I did have some misgivings about building a bench with the traditional “dog leg” shoulder vise though. Mostly because I am planning to build it out of Douglas Fir or Southern Yellow Pine, which may not lend themselves to the vises that Mr. Klausz calls for in his design. The vise’s “arm” looks to me to be something of a weak link, and prone to failure unless built of much harder,more durable wood. Add to that the traditional “End Vise” on Mr. Klausz’s bench, and the challenge of building a bench built for the ages increases exponentially. Building a bench with these vises, requires that the builder really get it “right”. Zero room for error.
I DO love the design though. If you watch the video I posted last night of Mr. Klausz cutting dovetails using his bench, you can quickly see why he is so militant about this particular design. It is truly a thing of beauty.
A thing of beauty indeed. One I very much want to build. However, there is something in the back of my psyche that nags at me to wait on building that design. It tells me that that bench’s time will come. When it does, it will be when my skills are better restored, better honed, and the ability to purchase nice, hard Maple stock for it’s construction will be there. To build this bench out of Douglas Fir will undoubtedly leave me feeling unsatisfied and wanting to go out and spend money I don’t have on the stock that this bench really deserves. If I am going to build it, I am going to build it right.
Back to the LaChappelle. Here is a bench that I can feel comfortable building out of something other than Maple. I can build it to be a WORK bench, and not a shop show piece. It shares a number of features of the Klausz bench in terms of overall scale and design, including the tool well along the back rail.

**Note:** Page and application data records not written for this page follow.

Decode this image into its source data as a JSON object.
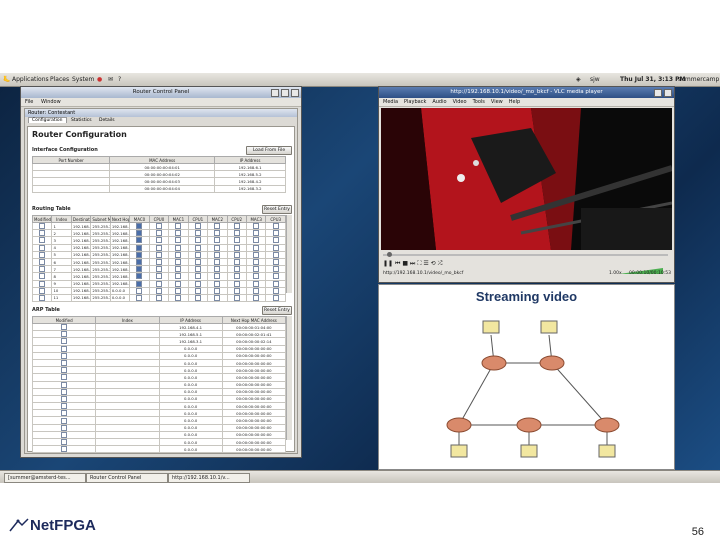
{
  "gnome": {
    "menus": [
      "Applications",
      "Places",
      "System"
    ],
    "user": "sjw",
    "clock": "Thu Jul 31,  3:13 PM",
    "user2": "summercamp"
  },
  "taskbar": {
    "items": [
      "[summer@amsterd-tes...",
      "Router Control Panel",
      "http://192.168.10.1/v..."
    ]
  },
  "router_panel": {
    "title": "Router Control Panel",
    "menu": [
      "File",
      "Window"
    ],
    "inner_title": "Router: Contestant",
    "tabs": [
      "Configuration",
      "Statistics",
      "Details"
    ],
    "heading": "Router Configuration",
    "interface": {
      "label": "Interface Configuration",
      "load_button": "Load From File",
      "columns": [
        "Port Number",
        "MAC Address",
        "IP Address"
      ],
      "rows": [
        [
          "",
          "00:00:00:00:04:01",
          "192.168.6.1"
        ],
        [
          "",
          "00:00:00:00:04:02",
          "192.168.5.2"
        ],
        [
          "",
          "00:00:00:00:04:03",
          "192.168.4.2"
        ],
        [
          "",
          "00:00:00:00:04:04",
          "192.168.3.2"
        ]
      ]
    },
    "routing": {
      "label": "Routing Table",
      "reset_button": "Reset Entry",
      "columns": [
        "Modified",
        "Index",
        "Destination IP",
        "Subnet Mask",
        "Next Hop IP",
        "MAC0",
        "CPU0",
        "MAC1",
        "CPU1",
        "MAC2",
        "CPU2",
        "MAC3",
        "CPU3"
      ],
      "rows": [
        [
          "",
          "1",
          "192.168.10.0",
          "255.255.2...",
          "192.168.5.1"
        ],
        [
          "",
          "2",
          "192.168.14.0",
          "255.255.2...",
          "192.168.4.1"
        ],
        [
          "",
          "3",
          "192.168.17.0",
          "255.255.2...",
          "192.168.3.1"
        ],
        [
          "",
          "4",
          "192.168.11.0",
          "255.255.2...",
          "192.168.4.1"
        ],
        [
          "",
          "5",
          "192.168.12.0",
          "255.255.2...",
          "192.168.4.1"
        ],
        [
          "",
          "6",
          "192.168.13.0",
          "255.255.2...",
          "192.168.5.1"
        ],
        [
          "",
          "7",
          "192.168.8.0",
          "255.255.2...",
          "192.168.3.1"
        ],
        [
          "",
          "8",
          "192.168.9.0",
          "255.255.2...",
          "192.168.5.1"
        ],
        [
          "",
          "9",
          "192.168.7.0",
          "255.255.2...",
          "192.168.4.1"
        ],
        [
          "",
          "10",
          "192.168.15.0",
          "255.255.2...",
          "0.0.0.0"
        ],
        [
          "",
          "11",
          "192.168.16.0",
          "255.255.2...",
          "0.0.0.0"
        ]
      ]
    },
    "arp": {
      "label": "ARP Table",
      "reset_button": "Reset Entry",
      "columns": [
        "Modified",
        "Index",
        "IP Address",
        "Next Hop MAC Address"
      ],
      "rows": [
        [
          "",
          "",
          "192.168.4.1",
          "00:00:00:01:04:00"
        ],
        [
          "",
          "",
          "192.168.5.1",
          "00:00:00:02:01:41"
        ],
        [
          "",
          "",
          "192.168.3.1",
          "00:00:00:00:02:14"
        ],
        [
          "",
          "",
          "0.0.0.0",
          "00:00:00:00:00:00"
        ],
        [
          "",
          "",
          "0.0.0.0",
          "00:00:00:00:00:00"
        ],
        [
          "",
          "",
          "0.0.0.0",
          "00:00:00:00:00:00"
        ],
        [
          "",
          "",
          "0.0.0.0",
          "00:00:00:00:00:00"
        ],
        [
          "",
          "",
          "0.0.0.0",
          "00:00:00:00:00:00"
        ],
        [
          "",
          "",
          "0.0.0.0",
          "00:00:00:00:00:00"
        ],
        [
          "",
          "",
          "0.0.0.0",
          "00:00:00:00:00:00"
        ],
        [
          "",
          "",
          "0.0.0.0",
          "00:00:00:00:00:00"
        ],
        [
          "",
          "",
          "0.0.0.0",
          "00:00:00:00:00:00"
        ],
        [
          "",
          "",
          "0.0.0.0",
          "00:00:00:00:00:00"
        ],
        [
          "",
          "",
          "0.0.0.0",
          "00:00:00:00:00:00"
        ],
        [
          "",
          "",
          "0.0.0.0",
          "00:00:00:00:00:00"
        ],
        [
          "",
          "",
          "0.0.0.0",
          "00:00:00:00:00:00"
        ],
        [
          "",
          "",
          "0.0.0.0",
          "00:00:00:00:00:00"
        ],
        [
          "",
          "",
          "0.0.0.0",
          "00:00:00:00:00:00"
        ]
      ]
    }
  },
  "player": {
    "title": "http://192.168.10.1/video/_mo_bkcf - VLC media player",
    "menu": [
      "Media",
      "Playback",
      "Audio",
      "Video",
      "Tools",
      "View",
      "Help"
    ],
    "status_url": "http://192.168.10.1/video/_mo_bkcf",
    "speed": "1.00x",
    "time": "00:00:10/00:10:53"
  },
  "slide_inner": {
    "title": "Streaming video"
  },
  "footer": {
    "logo_text": "NetFPGA",
    "page_number": "56"
  }
}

The tool well is the subject of much debate among aspiring bench building woodworkers. “Collector of detritus” “Catch all” “Unnecessary” are all arguments on the against side, while the proponents generally postulate that a truly organized and fastidious woodworker…..like me…..gain much from having one on their bench. Tomato….Tomahhhto.
For my needs, and wants for that matter, I like the idea. Having never had a bench with a tool well, and planning to locate the bench against a wall rather than in the middle of the shop, I am quite enamored with the LaChappelle design for my needs. If I were to be placing it in the middle of the shop, I think I would do without the tool well so as to provide a complete work surface accessible from all sides. Since I am in a shop space that is too small for that, I have to position it against a wall, so this lends itself nicely to the tool well design. I can live with it, work with it, and decide which side of the tool well debate I side with.
So now, this is the latest finalist in my personal workbench design showdown. The only thing I think I will change is the end vise. From a complexity, longevity, and ease of construction standpoint, I think I may just stick with a normal full length end vise purchased from Lee Valley.
Then again, I can absolutely see myself beg, borrow, and stealing to buy a German made or Lie Nielsen traditional end vise hardware kit, if I can somehow find the resources to spring for such extravagances. It would be nice to have on this bench. I could always repurpose it on the Klausz bench when I eventually get to build it……otherwise a normal, single screw, full width end vise, suits me just fine.
Another feature of both the Klausz and the LaChappelle, are the end caps of either end. They are almost like giant “bread board” ends. Since I plan to use Douglas Fir for the construction of this bench, having a pair of husky, cross-grain caps on either end should help keep the top flat and well behaved. Either that, or provide the means for catastrophic glue joint failure….
Either way, I think I am going to find out. I think, at least for now, that this is going to be “The One” that I build initially for the new shop. Nice proportions, simple, stout construction. Familiar look, feel, and hardware to my beloved first bench, the LaChappelle is the current front runner for my affection.
Like me on Facebook @ Madcapwoodwright
Follow me on Twitter @ mdcpwoodwright